How To Improve Neck Mobility Part I
The neck is a touchy thing and trying to improve (and maintain) your neck mobility should always be front of mind.
I actually wrote a blog that addressed the damages of sitting here. The neck has been referred to as "The fuse box" for the rest of the body meaning...
it has a direct impact on the rest of our body, particularly the shoulders and grip. If at any time we notice any stiffness in the shoulder or we notice a reduction in grip strength...
9 times out of 10 it's stemming from the neck.
Poor posture from either sitting all day or from our particular sport is the likely cause for poor neck mobility.
For every inch our neck shifts forward, we add 10 pounds of pressure to our spine and neck.
This is known as "Forward head posture".
Which can lead to many other issues like:
- Chronic Back pain
- Chronic headaches
- Frozen Shoulder
- and more...
Based on clinical observations at Dr. Austin Oolo’s clinic...
After treating thousands of frozen shoulders in patients for over 35 years, he noticed 3 common denominators in patients suffering with adhesive capsulitis frozen shoulder.
- Lower neck disc pathology or nerve compression Frozen Shoulder almost always occurs in patients with lower neck disc conditions or muscle contraction conditions which compress the nerves supplying the shoulder and arm with motor and sensory information. (eg. thoracic outlet syndrome.)
- Hormonal imbalance Frozen shoulder always occurs in those with hormonal imbalances such as menopause, diabetes, thyroid, adrenal stress, testosterone imbalance, etc...
- Shoulder strain injury (usually undetected by patient.)
This gist of Dr. Oolo's theory is...
Discs in the lower neck or other neck conditions first exist (like forward head posture) which results in compression of the nerves in the lower neck.
This compression leads to interference with the transmission of motor signals to the muscles of the corresponding shoulder.
So, if our shoulders are not getting the right signal because of this interference the result is a much weaker shoulder and eventually weaker grip strength.
Why is this important to you?
Well, if you currently enjoy pressing or snatching kettlebells yet have a stiff neck (from poor neck mobility) do to your daily lifestyle or sport then...
You're leaving strength on the table by doing what Gray Cook calls, Putting fitness on top of disfunction.
Here's the crazy part...
This condition (frozen shoulder) is often undetected/asymptomatic...
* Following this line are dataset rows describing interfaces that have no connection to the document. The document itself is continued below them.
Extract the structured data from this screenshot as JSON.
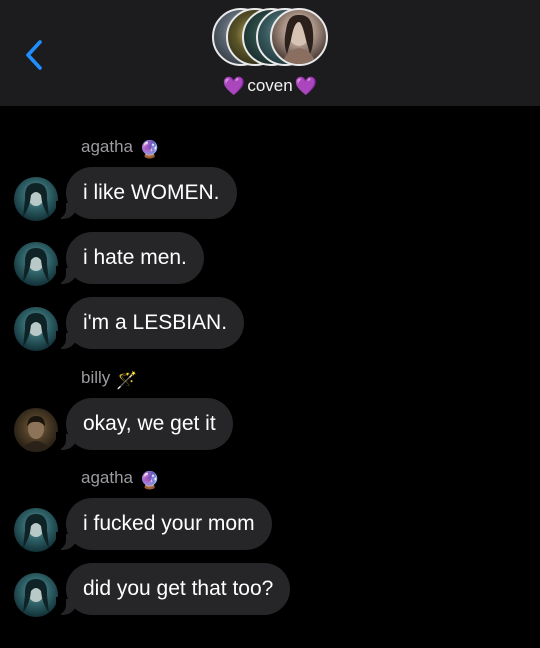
{
  "header": {
    "back_icon": "chevron-left-icon",
    "group_name": "coven",
    "heart_left": "💜",
    "heart_right": "💜",
    "accent_color": "#1f8fff",
    "avatar_count": 5
  },
  "messages": [
    {
      "sender": "agatha",
      "sender_emoji": "🔮",
      "avatar": "agatha",
      "text": "i like WOMEN."
    },
    {
      "sender": "",
      "avatar": "agatha",
      "text": "i hate men."
    },
    {
      "sender": "",
      "avatar": "agatha",
      "text": "i'm a LESBIAN."
    },
    {
      "sender": "billy",
      "sender_emoji": "🪄",
      "avatar": "billy",
      "text": "okay, we get it"
    },
    {
      "sender": "agatha",
      "sender_emoji": "🔮",
      "avatar": "agatha",
      "text": "i fucked your mom"
    },
    {
      "sender": "",
      "avatar": "agatha",
      "text": "did you get that too?"
    }
  ],
  "colors": {
    "header_bg": "#1c1c1e",
    "bubble_bg": "#262628",
    "sender_text": "#9b9ba0",
    "heart": "#a64bf4"
  }
}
However, Dr. Oolo did noticed patients in its (frozen shoulder) advanced stages to have symptoms of neck pain, upper shoulder pain, elbow/forearm pain, neck stiffness, headaches, or numbness in the hands.
All of this simply because of forward head posture from our lifestyle and or our sporting activities.
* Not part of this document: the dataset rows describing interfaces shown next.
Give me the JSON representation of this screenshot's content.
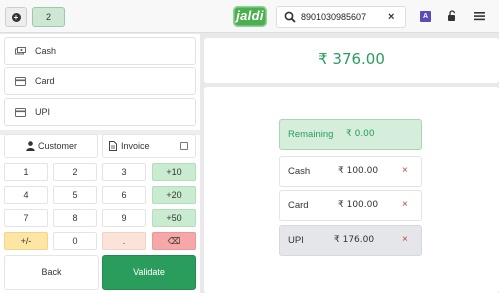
{
  "topbar": {
    "order_number": "2",
    "logo_text": "jaldi",
    "search_value": "8901030985607",
    "clear_label": "×",
    "user_badge": "A"
  },
  "payment_methods": [
    {
      "label": "Cash",
      "icon": "cash-icon"
    },
    {
      "label": "Card",
      "icon": "card-icon"
    },
    {
      "label": "UPI",
      "icon": "upi-icon"
    }
  ],
  "actions": {
    "customer_label": "Customer",
    "invoice_label": "Invoice",
    "invoice_checked": false
  },
  "keypad": [
    [
      "1",
      "2",
      "3",
      "+10"
    ],
    [
      "4",
      "5",
      "6",
      "+20"
    ],
    [
      "7",
      "8",
      "9",
      "+50"
    ],
    [
      "+/-",
      "0",
      ".",
      "⌫"
    ]
  ],
  "footer": {
    "back_label": "Back",
    "validate_label": "Validate"
  },
  "summary": {
    "total": "₹ 376.00"
  },
  "payment_lines": {
    "remaining_label": "Remaining",
    "remaining_amount": "₹ 0.00",
    "lines": [
      {
        "method": "Cash",
        "amount": "₹ 100.00",
        "delete": "×"
      },
      {
        "method": "Card",
        "amount": "₹ 100.00",
        "delete": "×"
      },
      {
        "method": "UPI",
        "amount": "₹ 176.00",
        "delete": "×"
      }
    ]
  },
  "colors": {
    "accent_green": "#2a9d5c",
    "logo_green": "#4caf50",
    "delete_red": "#d23a3a",
    "user_badge_bg": "#5b4bb7"
  }
}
In today I will show you...
how to reset/restore neck mobility to improve the strength, mobility and endurance of your shoulders and grip...
Today's post is focused on the 3 particular neck movements I take my students through prior to lifting, especially for over-head lifting:
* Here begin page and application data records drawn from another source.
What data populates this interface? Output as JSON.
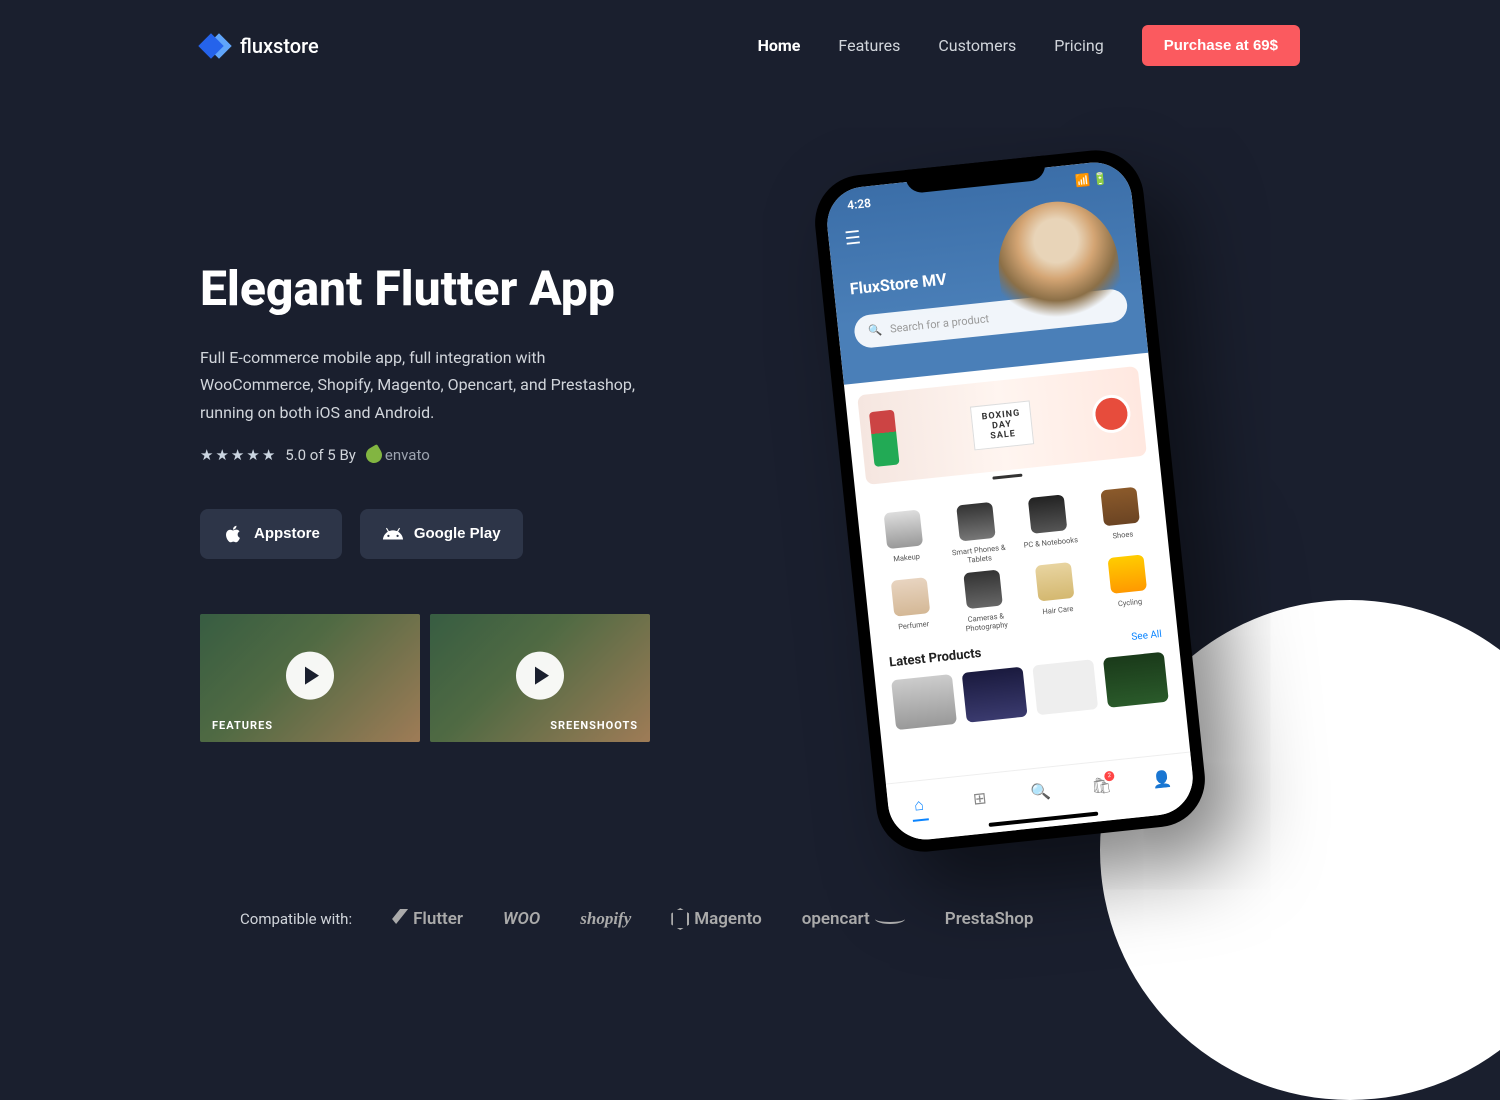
{
  "brand": "fluxstore",
  "nav": {
    "items": [
      "Home",
      "Features",
      "Customers",
      "Pricing"
    ],
    "active": "Home",
    "purchase": "Purchase at 69$"
  },
  "hero": {
    "title": "Elegant Flutter App",
    "description": "Full E-commerce mobile app, full integration with WooCommerce, Shopify, Magento, Opencart, and Prestashop, running on both iOS and Android.",
    "rating": "5.0 of 5 By",
    "ratingBrand": "envato",
    "appstore": "Appstore",
    "googleplay": "Google Play"
  },
  "videos": {
    "features": "FEATURES",
    "screenshots": "SREENSHOOTS"
  },
  "phone": {
    "time": "4:28",
    "brand": "FluxStore MV",
    "searchPlaceholder": "Search for a product",
    "banner": {
      "line1": "BOXING",
      "line2": "DAY",
      "line3": "SALE"
    },
    "categories": [
      {
        "label": "Makeup"
      },
      {
        "label": "Smart Phones & Tablets"
      },
      {
        "label": "PC & Notebooks"
      },
      {
        "label": "Shoes"
      },
      {
        "label": "Perfumer"
      },
      {
        "label": "Cameras & Photography"
      },
      {
        "label": "Hair Care"
      },
      {
        "label": "Cycling"
      }
    ],
    "sectionTitle": "Latest Products",
    "seeAll": "See All",
    "cartBadge": "2"
  },
  "compat": {
    "label": "Compatible with:",
    "flutter": "Flutter",
    "woo": "WOO",
    "shopify": "shopify",
    "magento": "Magento",
    "opencart": "opencart",
    "prestashop": "PrestaShop"
  }
}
- Protraction and retraction
You will be performing these movements with the assistance of a kettlebell, here are the sizes that I recommend:
➣ Ladies: 8 - 16kg
➣ Gentlemen: 16 - 24kg
Bring the kettlebell behind your back and hold it with the hook of your hands.
The weight of the kettlebell will pull the shoulders away from your neck and allow you to take your neck through several ranges of motions starting with...
Exercise #1: Flexion and extension
Keeping your tongue on the roof of you mouth and leading with your eyes...
Inhale through your nose and look up at the ceiling (extension).
Next, exhale through your nose and bring your chin to your chest (flexion).
Go on to repeat this for 10-20 reps.
Exercise #2: Head Rotations
Again, keeping your tongue on the roof of your mouth and leading with your eyes...
Inhale and as you exhale look over your shoulder as if looking behind your back.
Repeat for 10-20 reps per side.
(Left and right equals 1 rep)
Exercise #3: The Chicken Neck
This one sounds silly but, you're gonna love it!
Same as exercises 1 and 2, keep your tongue on the roof of your mouth... This time you will now lead with your chin and protract your neck forward.
Inhale and then tuck your chin into your chest (as if giving yourself a double chin... sorry ladies).
Repeat for 10-20 reps.
Perform as many round you see fit or until you feel you have better range of motion and control of your neck.
You should now be ready to practice whatever particular shoulder mobility drills or over-head strength training that you have scheduled.
I highly encourage you to go through this neck mobility flow prior to any over-head work, especially if you've been sitting for most of the day.
The neck is the fuse box for the rest of your body and if you have poor neck mobility because of your posture from your lifestyle or sport...
It will bleed over to your shoulders, grip and more.
Causing you to leave strength on the table.
Give this a try and let me know how it goes.